    Gourmet coffee/espresso drink consumption was 14 percent of coffee drinkers, down from 17 percent a year ago.
    KC's View:
    This strikes me as interesting, mostly because it suggests how high the upside is for coffee shops.

    Think about it. Only 17 percent of coffee drinkers were buying coffee out, and only 14 percent were drinking lattes and cappuccinos and the like, which seem like really small percentages with a lot of room left for growth.

    The at-home consumption numbers, by the way, would seem to work in Starbucks’ favor…especially since it is rolling out its Via instant coffee product around the country.

    BTW…would it be self-serving of me to use this moment to plug “Attitude Blend,” the official MorningNewsBeat coffee made by White Cloud Coffee?

    Not only is it “strong without being bitter, just like the Content Guy” (in the words of one MorningNewsBeat user, which make me smile every time I read them), but when you buy a package of it and keep it in your refrigerator, you get to see my grinning visage every time you open the door and look inside.

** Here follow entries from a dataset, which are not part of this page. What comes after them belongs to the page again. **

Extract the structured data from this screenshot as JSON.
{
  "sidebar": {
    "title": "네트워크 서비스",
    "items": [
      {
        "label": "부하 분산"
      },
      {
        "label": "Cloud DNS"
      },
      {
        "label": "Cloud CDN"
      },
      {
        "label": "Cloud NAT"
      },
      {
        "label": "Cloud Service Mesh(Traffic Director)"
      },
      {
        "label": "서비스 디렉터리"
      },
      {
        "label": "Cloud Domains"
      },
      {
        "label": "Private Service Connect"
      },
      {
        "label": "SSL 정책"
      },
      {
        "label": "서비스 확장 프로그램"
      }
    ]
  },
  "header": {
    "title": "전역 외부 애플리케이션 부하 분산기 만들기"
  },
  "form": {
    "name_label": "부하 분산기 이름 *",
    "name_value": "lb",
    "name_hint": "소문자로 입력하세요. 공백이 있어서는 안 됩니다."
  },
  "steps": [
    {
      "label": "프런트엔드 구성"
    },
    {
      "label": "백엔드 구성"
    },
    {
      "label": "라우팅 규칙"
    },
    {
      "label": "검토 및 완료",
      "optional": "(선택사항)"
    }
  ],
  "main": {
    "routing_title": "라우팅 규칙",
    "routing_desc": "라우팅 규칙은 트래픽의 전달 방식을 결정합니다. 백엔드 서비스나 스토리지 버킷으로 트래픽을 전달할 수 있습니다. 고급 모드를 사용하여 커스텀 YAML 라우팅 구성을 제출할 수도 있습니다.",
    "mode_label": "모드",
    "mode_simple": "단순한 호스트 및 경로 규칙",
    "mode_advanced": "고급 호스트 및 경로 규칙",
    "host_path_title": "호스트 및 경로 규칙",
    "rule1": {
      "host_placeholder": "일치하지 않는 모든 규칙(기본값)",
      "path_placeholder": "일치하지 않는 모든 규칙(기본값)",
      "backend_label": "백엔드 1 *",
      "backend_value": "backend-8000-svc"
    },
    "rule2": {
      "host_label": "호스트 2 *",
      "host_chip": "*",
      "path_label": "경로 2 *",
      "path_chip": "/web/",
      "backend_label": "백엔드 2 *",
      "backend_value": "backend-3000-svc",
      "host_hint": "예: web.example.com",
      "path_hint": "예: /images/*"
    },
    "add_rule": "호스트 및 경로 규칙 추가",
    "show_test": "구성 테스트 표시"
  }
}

    On the other hand, maybe that isn’t a positive…

    Published on: March 24, 2009

    • The Chicago Sun-Times reports this morning that Chicago Alderman Howard Brookins plans to introduce an “amended redevelopment agreement” that would allow Walmart to build a new store within the city limits. The bill is expected to reignite debate between labor and some city interests over Walmart’s labor policies…which don't seem so onerous to some during a time when unemployment is rising and people have less disposable income to spend.
    KC's View:

    Published on: March 24, 2009

    • Walgreen Co. said that its second quarter profit was down seven percent to $640 million, from $686 million during the same period a year ago. Q2 revenue was up seven percent to $16.48 billion, on same-store sales that were up 1.3 percent.

    KC's View:

    Published on: March 24, 2009

    …will return.
    KC's View: